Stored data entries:
------------------------------------

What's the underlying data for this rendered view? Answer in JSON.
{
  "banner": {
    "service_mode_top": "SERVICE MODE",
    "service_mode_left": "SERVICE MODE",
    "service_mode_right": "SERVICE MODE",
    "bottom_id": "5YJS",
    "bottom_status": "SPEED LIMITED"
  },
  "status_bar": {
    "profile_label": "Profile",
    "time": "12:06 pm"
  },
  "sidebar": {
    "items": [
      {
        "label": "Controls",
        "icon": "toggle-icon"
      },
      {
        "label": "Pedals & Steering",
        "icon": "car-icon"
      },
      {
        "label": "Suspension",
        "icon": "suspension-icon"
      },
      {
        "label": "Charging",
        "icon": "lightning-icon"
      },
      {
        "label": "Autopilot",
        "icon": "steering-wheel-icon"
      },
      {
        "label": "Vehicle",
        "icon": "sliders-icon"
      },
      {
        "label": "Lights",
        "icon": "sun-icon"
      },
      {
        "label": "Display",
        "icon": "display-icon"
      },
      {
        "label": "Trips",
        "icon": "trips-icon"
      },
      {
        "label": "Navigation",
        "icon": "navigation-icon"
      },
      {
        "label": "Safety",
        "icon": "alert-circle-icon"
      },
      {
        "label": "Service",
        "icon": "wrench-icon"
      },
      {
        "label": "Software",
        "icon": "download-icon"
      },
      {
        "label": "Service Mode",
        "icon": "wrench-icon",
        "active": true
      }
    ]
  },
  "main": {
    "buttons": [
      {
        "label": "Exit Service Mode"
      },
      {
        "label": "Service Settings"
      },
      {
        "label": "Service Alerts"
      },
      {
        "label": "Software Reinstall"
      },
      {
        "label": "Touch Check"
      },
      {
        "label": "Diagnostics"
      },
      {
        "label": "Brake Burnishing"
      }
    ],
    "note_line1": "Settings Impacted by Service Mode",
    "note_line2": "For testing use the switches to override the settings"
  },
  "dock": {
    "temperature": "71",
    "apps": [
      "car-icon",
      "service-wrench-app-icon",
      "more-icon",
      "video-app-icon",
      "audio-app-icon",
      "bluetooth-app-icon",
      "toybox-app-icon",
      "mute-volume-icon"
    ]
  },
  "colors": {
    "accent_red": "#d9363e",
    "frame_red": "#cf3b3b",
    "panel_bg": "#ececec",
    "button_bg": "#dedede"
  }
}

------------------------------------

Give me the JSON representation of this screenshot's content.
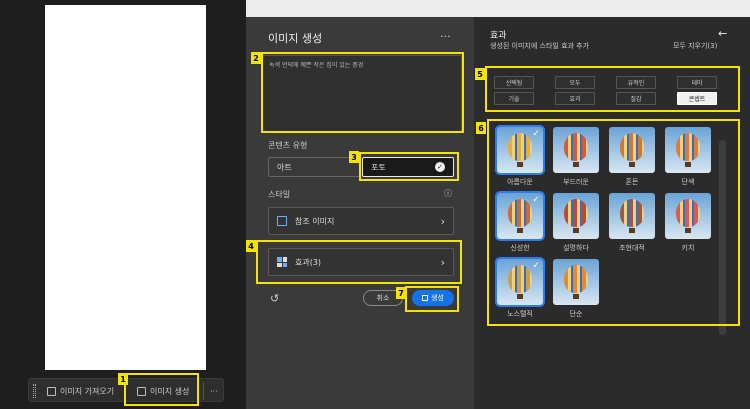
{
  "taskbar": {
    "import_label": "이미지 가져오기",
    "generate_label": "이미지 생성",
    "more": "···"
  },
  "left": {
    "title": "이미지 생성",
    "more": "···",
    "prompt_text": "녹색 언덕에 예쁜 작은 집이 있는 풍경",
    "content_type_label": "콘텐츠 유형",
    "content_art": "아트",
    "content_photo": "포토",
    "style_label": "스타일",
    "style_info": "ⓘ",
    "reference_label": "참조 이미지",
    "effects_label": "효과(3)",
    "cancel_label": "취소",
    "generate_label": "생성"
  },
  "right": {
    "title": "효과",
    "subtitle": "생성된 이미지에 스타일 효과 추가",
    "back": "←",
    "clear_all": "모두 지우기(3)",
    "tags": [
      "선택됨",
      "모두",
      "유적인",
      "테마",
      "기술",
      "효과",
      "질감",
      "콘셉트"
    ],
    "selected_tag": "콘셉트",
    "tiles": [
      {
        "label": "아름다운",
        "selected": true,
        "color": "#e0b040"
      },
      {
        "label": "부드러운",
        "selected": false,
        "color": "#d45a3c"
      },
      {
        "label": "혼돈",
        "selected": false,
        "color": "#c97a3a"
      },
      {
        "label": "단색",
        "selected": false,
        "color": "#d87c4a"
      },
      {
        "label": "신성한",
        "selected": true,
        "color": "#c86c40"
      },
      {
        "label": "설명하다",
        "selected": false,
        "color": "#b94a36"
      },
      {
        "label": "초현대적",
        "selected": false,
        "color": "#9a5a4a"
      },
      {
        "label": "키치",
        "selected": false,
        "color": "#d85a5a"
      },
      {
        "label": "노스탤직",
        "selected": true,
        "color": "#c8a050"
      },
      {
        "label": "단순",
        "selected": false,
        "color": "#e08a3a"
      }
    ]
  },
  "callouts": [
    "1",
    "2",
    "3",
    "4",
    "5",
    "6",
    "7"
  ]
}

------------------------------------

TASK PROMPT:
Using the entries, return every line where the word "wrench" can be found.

OUTPUT BELOW:
        "icon": "wrench-icon"
        "icon": "wrench-icon",
      "service-wrench-app-icon",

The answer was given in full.